**What to produce:** Of all the lines in the records below, copy only those that contain the string "JSON".

Web page and app entries
◆ ◆ ◆
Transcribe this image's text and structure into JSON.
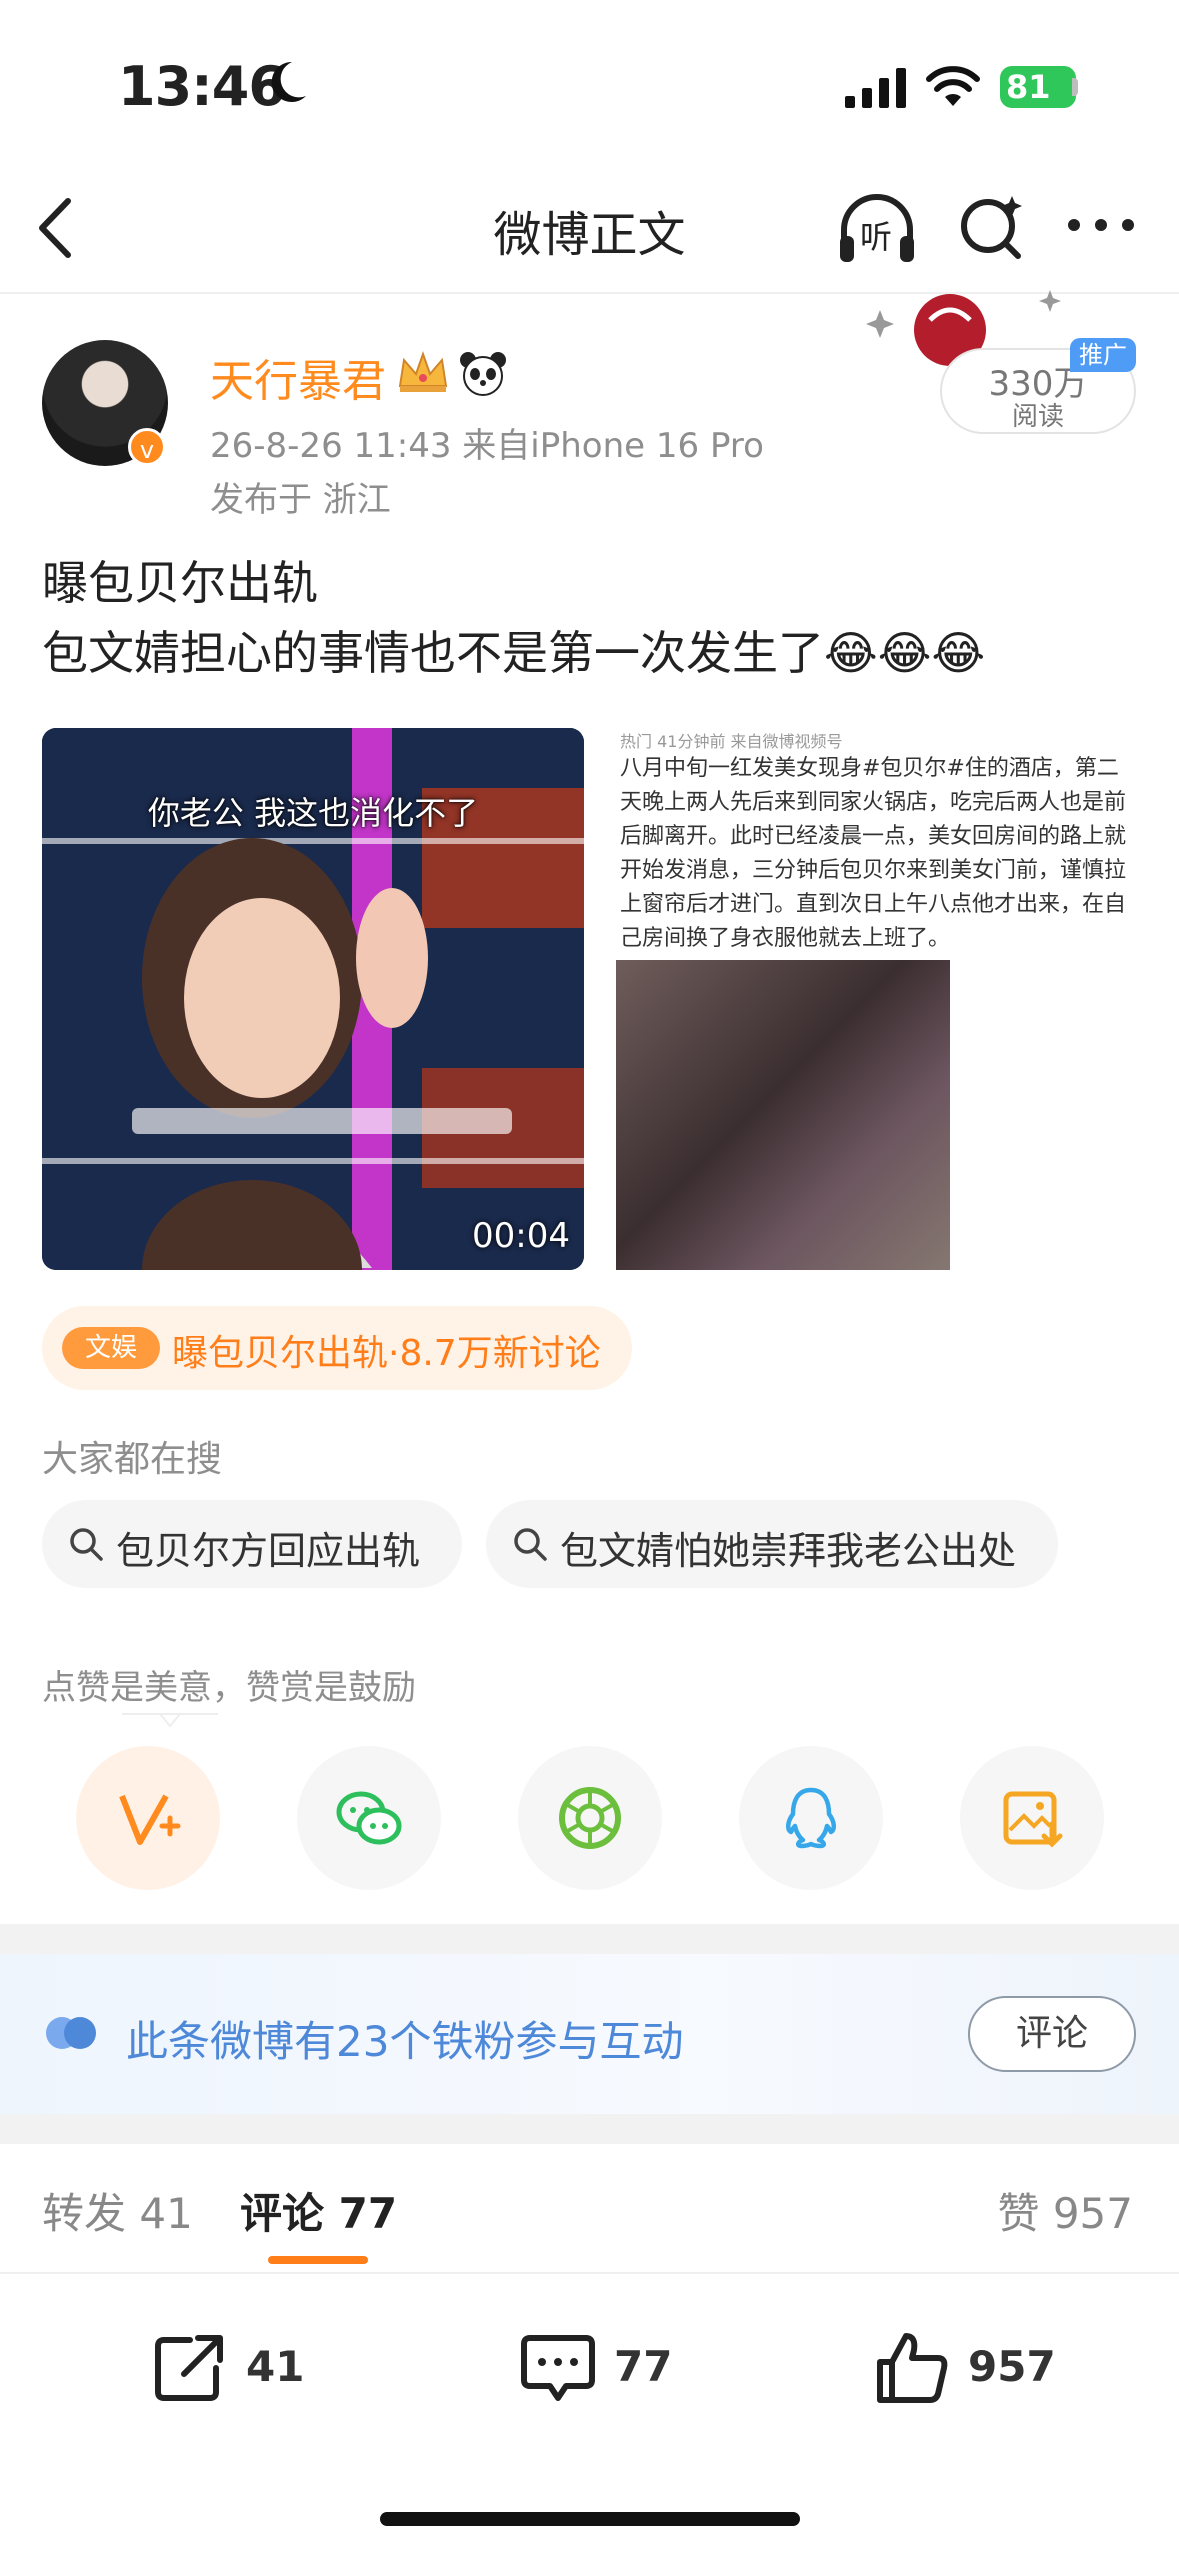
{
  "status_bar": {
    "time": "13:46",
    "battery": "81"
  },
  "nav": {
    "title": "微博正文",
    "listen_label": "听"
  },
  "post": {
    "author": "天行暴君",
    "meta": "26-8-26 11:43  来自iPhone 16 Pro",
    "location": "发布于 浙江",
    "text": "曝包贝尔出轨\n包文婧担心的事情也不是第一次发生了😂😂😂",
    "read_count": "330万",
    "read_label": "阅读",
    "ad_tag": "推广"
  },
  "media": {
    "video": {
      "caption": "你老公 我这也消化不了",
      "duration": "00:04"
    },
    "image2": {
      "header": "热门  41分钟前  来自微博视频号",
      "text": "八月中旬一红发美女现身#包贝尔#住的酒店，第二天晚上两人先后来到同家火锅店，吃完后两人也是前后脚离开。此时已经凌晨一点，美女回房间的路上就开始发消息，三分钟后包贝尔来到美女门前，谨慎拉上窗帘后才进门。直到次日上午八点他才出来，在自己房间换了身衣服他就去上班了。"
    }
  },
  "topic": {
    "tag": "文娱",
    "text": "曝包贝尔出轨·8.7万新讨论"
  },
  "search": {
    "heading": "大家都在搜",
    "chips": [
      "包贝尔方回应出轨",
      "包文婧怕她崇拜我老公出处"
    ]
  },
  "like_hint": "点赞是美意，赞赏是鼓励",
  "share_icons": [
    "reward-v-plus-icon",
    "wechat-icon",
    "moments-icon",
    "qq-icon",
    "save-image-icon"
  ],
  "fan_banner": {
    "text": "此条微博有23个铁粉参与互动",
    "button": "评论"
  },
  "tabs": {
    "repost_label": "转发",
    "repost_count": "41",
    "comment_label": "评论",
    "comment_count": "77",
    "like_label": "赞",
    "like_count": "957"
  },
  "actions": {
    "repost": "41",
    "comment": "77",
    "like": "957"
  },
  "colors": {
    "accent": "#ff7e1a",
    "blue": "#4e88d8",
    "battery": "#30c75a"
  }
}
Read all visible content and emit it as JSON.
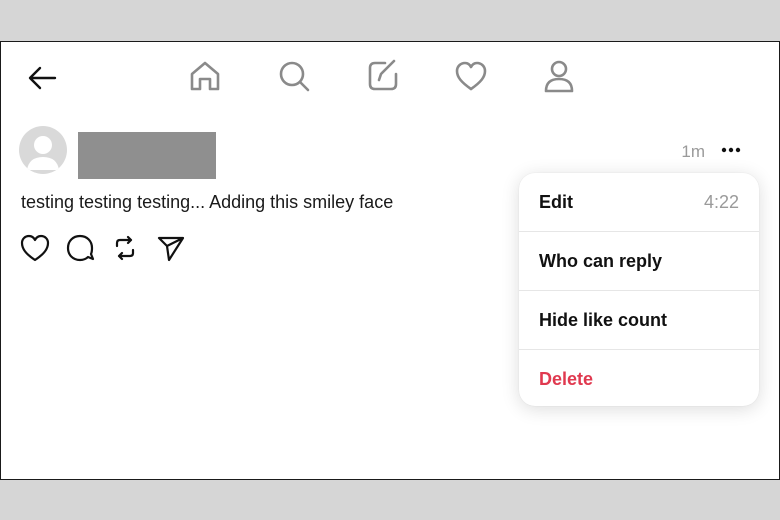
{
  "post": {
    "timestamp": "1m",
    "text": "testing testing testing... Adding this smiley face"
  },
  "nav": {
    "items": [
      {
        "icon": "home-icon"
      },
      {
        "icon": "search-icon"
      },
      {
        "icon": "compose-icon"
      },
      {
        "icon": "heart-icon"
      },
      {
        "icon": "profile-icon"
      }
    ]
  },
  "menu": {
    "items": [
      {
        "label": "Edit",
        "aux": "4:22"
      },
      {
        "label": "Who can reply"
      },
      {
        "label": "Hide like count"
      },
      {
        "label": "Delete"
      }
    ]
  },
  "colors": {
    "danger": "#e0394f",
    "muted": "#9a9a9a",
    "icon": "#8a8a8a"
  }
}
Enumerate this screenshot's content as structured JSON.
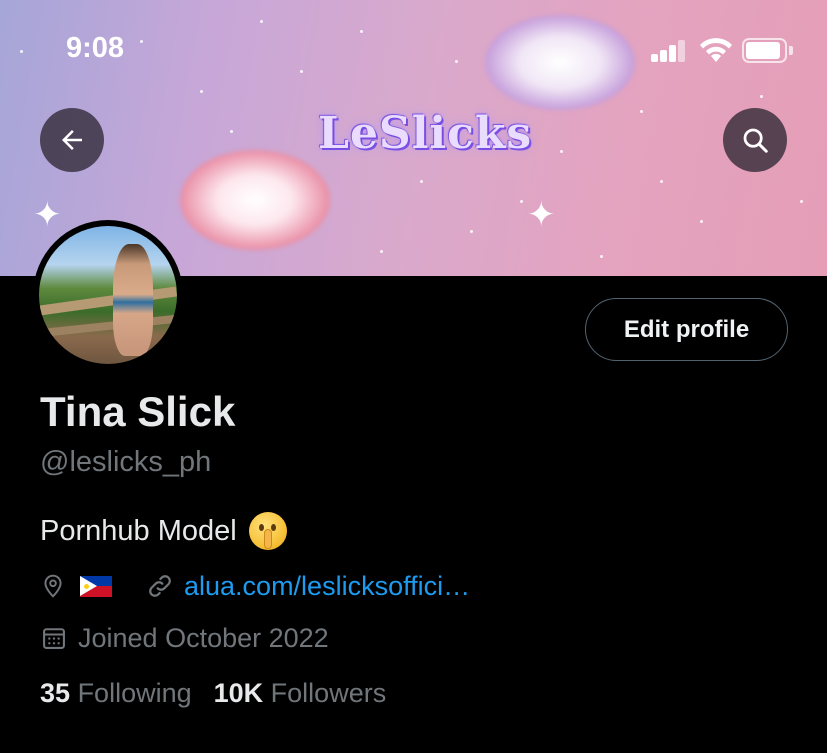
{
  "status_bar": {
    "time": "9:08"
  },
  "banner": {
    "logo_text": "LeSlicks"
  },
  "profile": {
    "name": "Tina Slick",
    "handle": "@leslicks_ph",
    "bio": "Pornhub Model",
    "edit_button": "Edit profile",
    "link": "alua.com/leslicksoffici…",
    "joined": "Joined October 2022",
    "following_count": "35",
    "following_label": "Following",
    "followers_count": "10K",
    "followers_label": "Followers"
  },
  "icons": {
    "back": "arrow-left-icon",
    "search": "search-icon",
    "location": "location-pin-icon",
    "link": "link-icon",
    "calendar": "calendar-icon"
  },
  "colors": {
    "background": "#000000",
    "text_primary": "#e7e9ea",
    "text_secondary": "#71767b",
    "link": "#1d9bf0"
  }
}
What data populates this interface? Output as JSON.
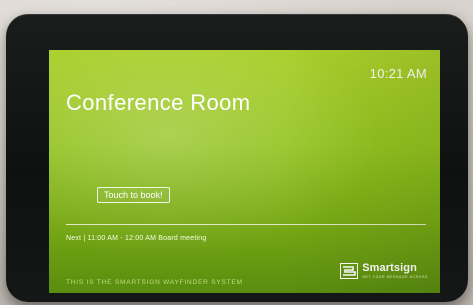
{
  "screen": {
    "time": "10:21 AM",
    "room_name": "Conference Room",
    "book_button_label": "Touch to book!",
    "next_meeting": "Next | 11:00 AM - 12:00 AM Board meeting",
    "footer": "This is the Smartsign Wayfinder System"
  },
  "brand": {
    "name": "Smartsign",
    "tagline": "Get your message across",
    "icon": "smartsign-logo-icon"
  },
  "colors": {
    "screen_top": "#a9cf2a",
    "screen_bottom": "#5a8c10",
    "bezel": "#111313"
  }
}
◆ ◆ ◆
**Finished exercise:**
Transcribe this image's text and structure into JSON.
Read all visible content and emit it as JSON.
Enumerate this screenshot's content as structured JSON.
What data populates this interface? Output as JSON.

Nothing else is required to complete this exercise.